Radiologic measurements of tumor response to treatment: practical approaches and limitations
2008 (English)In: Radiographics, ISSN 0271-5333, E-ISSN 1527-1323, Vol. 28, no 2, 329-44 p.Article in journal (Refereed) Published
Objective response assessment is important to describe the treatment effect of anticancer drugs. Standardization by using a "common language" is also important for comparison of results from different trials. In contrast to clinical results, which can be subjective, diagnostic imaging provides a greater opportunity for objectivity and standardization. It was generally accepted that a decrease in tumor size correlated with treatment effect; as a result, imaging was adopted for lesion measurement in the World Health Organization (WHO) criteria in 1979. However, because of some limitations of the WHO criteria, the Response Evaluation Criteria in Solid Tumors (RECIST) were introduced in 2000. In RECIST, imaging was recognized as indispensable for response evaluation of solid tumors. Nevertheless, the widespread use of multidetector computed tomography and other imaging innovations have made RECIST outdated, with a concomitant need for modifications. Meanwhile, newer anticancer agents with targeted mechanisms of action have demonstrated an inherent limitation and unsuitability of anatomic tumor evaluation that assesses only lesion size. In addition, the effect of these new drugs changes the paradigm according to which tumor response or response rate is measured. Complete and partial responses cannot be the end points in all clinical trials; in some cases, disease control or progression-free survival may be the more relevant end point.

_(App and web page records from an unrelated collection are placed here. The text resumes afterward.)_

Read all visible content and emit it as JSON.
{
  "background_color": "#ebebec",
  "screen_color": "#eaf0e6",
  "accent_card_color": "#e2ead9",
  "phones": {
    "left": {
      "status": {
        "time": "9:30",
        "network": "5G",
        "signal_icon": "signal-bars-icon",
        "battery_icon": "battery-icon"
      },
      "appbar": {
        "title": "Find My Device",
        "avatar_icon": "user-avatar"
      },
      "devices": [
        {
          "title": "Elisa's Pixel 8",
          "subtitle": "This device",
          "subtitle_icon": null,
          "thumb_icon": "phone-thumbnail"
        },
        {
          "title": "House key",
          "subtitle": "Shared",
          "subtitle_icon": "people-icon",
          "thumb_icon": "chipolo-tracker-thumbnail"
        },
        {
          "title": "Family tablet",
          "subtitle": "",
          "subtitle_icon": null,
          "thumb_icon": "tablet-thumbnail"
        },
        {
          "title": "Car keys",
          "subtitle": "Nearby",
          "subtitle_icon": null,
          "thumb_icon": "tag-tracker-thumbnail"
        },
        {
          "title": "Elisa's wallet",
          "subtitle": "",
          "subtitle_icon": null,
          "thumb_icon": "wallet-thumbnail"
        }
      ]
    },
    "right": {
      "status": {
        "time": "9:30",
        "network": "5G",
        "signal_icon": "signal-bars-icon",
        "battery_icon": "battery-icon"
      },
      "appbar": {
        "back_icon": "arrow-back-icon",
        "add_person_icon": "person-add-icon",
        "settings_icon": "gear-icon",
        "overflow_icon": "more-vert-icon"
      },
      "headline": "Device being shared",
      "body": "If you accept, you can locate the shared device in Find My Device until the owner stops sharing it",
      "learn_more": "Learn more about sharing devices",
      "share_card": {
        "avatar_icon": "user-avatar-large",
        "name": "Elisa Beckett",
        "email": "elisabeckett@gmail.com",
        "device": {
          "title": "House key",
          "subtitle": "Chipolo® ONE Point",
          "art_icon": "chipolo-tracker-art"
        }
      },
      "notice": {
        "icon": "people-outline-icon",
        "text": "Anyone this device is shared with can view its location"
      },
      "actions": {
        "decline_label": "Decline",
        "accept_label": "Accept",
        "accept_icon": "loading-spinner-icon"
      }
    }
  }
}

Place, publisher, year, edition, pages
2008. Vol. 28, no 2, 329-44 p.
Medical and Health Sciences
IdentifiersURN: urn:nbn:se:uu:diva-105128DOI: 10.1148/rg.282075068PubMedID: 18349443OAI: oai:DiVA.org:uu-105128DiVA: diva2:220535